■ **GIVEN ENTRIES**
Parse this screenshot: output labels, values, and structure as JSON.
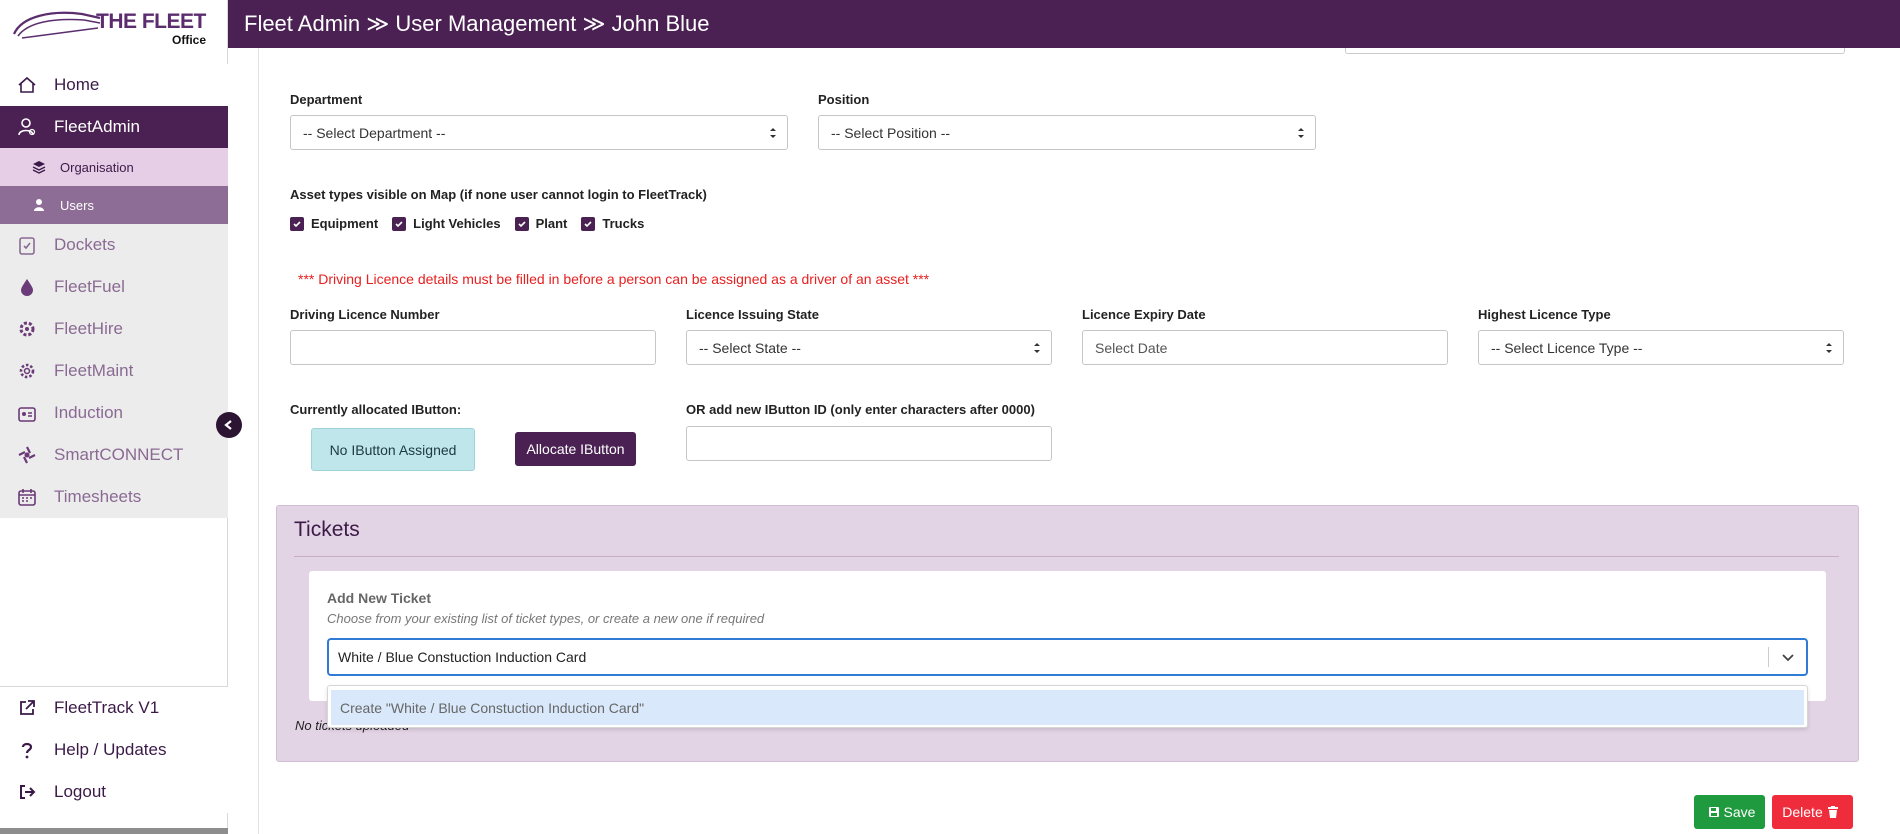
{
  "brand": {
    "name": "THE FLEET",
    "sub": "Office"
  },
  "header": {
    "breadcrumb": "Fleet Admin ≫ User Management ≫ John Blue"
  },
  "sidebar": {
    "items": [
      {
        "label": "Home",
        "icon": "home-icon"
      },
      {
        "label": "FleetAdmin",
        "icon": "user-admin-icon"
      },
      {
        "label": "Organisation",
        "icon": "layers-icon"
      },
      {
        "label": "Users",
        "icon": "user-icon"
      },
      {
        "label": "Dockets",
        "icon": "clipboard-icon"
      },
      {
        "label": "FleetFuel",
        "icon": "drop-icon"
      },
      {
        "label": "FleetHire",
        "icon": "hire-gear-icon"
      },
      {
        "label": "FleetMaint",
        "icon": "maint-gear-icon"
      },
      {
        "label": "Induction",
        "icon": "induction-icon"
      },
      {
        "label": "SmartCONNECT",
        "icon": "connect-icon"
      },
      {
        "label": "Timesheets",
        "icon": "calendar-icon"
      }
    ],
    "bottom": [
      {
        "label": "FleetTrack V1",
        "icon": "external-link-icon"
      },
      {
        "label": "Help / Updates",
        "icon": "question-icon"
      },
      {
        "label": "Logout",
        "icon": "logout-icon"
      }
    ]
  },
  "form": {
    "department_label": "Department",
    "department_value": "-- Select Department --",
    "position_label": "Position",
    "position_value": "-- Select Position --",
    "asset_types_label": "Asset types visible on Map (if none user cannot login to FleetTrack)",
    "asset_types": [
      "Equipment",
      "Light Vehicles",
      "Plant",
      "Trucks"
    ],
    "licence_warning": "*** Driving Licence details must be filled in before a person can be assigned as a driver of an asset ***",
    "licence_number_label": "Driving Licence Number",
    "licence_state_label": "Licence Issuing State",
    "licence_state_value": "-- Select State --",
    "licence_expiry_label": "Licence Expiry Date",
    "licence_expiry_placeholder": "Select Date",
    "licence_type_label": "Highest Licence Type",
    "licence_type_value": "-- Select Licence Type --",
    "ibutton_label": "Currently allocated IButton:",
    "ibutton_status": "No IButton Assigned",
    "allocate_label": "Allocate IButton",
    "new_ibutton_label": "OR add new IButton ID (only enter characters after 0000)"
  },
  "tickets": {
    "title": "Tickets",
    "card_title": "Add New Ticket",
    "card_sub": "Choose from your existing list of ticket types, or create a new one if required",
    "combo_value": "White / Blue Constuction Induction Card",
    "dropdown_option": "Create \"White / Blue Constuction Induction Card\"",
    "no_tickets": "No tickets uploaded"
  },
  "actions": {
    "save": "Save",
    "delete": "Delete"
  },
  "colors": {
    "brand_purple": "#4a2152",
    "save_green": "#1f9a3e",
    "delete_red": "#ee2c3c",
    "warning_red": "#e82020"
  }
}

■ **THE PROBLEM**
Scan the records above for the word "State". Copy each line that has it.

■ **EXPECTED OUTPUT**
    "licence_state_label": "Licence Issuing State",
    "licence_state_value": "-- Select State --",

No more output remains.